KNOXVILLE, Tenn. (WVLT) -- A viewer sent us a video, fearing a tornado was developing in the storm clouds moving in. It’s a common mistake with the particular cloud type that she was actually witnessing.
Deb spotted scud clouds. Scuds are ragged, low clouds. You might spot them floating below storm clouds.
The question we often get is, is it a tornado? By definition a tornado is a violently rotating column of air in contact with the ground. A funnel clouds is what it is called if it’s not touching the ground.
There are some other types of clouds associated with thunderstorms.
Wall clouds are thick clouds that drop down out of the base of the higher clouds. These can spawn tornadoes, but the wall cloud itself isn’t the funnel or tornado.
Tail clouds can form off a wall cloud, and are also commonly confused for the makings of a tornado. In fact, these clouds are as low as the wall cloud and fan out like a tail.
Shelf clouds can be ominous and look more like a dramatic change in weather, as the storm approaches. They’re a low, horizontal wedge-shaped cloud, associated with a thunderstorm gust front.
The National Weather Service offers free spotter training courses, where they go over this important information in even more detail.
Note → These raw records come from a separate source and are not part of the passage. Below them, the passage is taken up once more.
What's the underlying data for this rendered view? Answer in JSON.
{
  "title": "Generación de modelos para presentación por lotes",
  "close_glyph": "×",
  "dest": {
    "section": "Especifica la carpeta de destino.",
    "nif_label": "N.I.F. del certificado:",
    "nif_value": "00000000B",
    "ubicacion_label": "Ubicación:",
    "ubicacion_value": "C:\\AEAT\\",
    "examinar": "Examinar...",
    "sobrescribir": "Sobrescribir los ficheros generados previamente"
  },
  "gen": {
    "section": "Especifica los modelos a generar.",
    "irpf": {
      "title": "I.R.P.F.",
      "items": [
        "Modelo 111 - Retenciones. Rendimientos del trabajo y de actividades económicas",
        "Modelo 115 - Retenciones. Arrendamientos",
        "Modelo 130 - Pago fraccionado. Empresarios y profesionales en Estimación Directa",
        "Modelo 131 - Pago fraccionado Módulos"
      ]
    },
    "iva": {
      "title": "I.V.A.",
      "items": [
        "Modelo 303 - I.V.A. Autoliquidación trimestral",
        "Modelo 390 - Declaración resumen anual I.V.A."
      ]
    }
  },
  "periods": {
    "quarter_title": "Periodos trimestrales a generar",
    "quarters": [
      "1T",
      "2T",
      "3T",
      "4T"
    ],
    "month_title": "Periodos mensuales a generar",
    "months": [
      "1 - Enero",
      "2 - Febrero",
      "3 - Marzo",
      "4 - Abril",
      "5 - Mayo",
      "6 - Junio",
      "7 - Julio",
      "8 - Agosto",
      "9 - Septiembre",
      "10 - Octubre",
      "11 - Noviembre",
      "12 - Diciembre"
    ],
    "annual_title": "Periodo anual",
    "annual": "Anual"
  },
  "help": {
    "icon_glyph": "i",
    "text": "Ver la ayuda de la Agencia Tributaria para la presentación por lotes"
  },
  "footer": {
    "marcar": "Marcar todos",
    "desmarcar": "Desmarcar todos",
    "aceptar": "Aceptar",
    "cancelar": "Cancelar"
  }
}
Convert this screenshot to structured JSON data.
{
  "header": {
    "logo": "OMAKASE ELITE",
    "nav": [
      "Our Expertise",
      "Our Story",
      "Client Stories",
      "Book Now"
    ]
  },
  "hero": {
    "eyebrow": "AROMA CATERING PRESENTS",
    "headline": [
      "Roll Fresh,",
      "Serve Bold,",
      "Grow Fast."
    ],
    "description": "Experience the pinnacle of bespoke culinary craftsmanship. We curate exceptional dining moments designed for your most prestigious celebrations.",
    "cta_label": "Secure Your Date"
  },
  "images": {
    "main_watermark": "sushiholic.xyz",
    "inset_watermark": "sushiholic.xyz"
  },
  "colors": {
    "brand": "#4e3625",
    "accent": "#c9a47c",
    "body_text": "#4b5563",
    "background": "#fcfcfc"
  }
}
If you have any questions regarding classes through the Morristown office, please call Anthony Cavallucci at (423) 586-3771 or email at Anthony.Cavallucci@noaa.gov.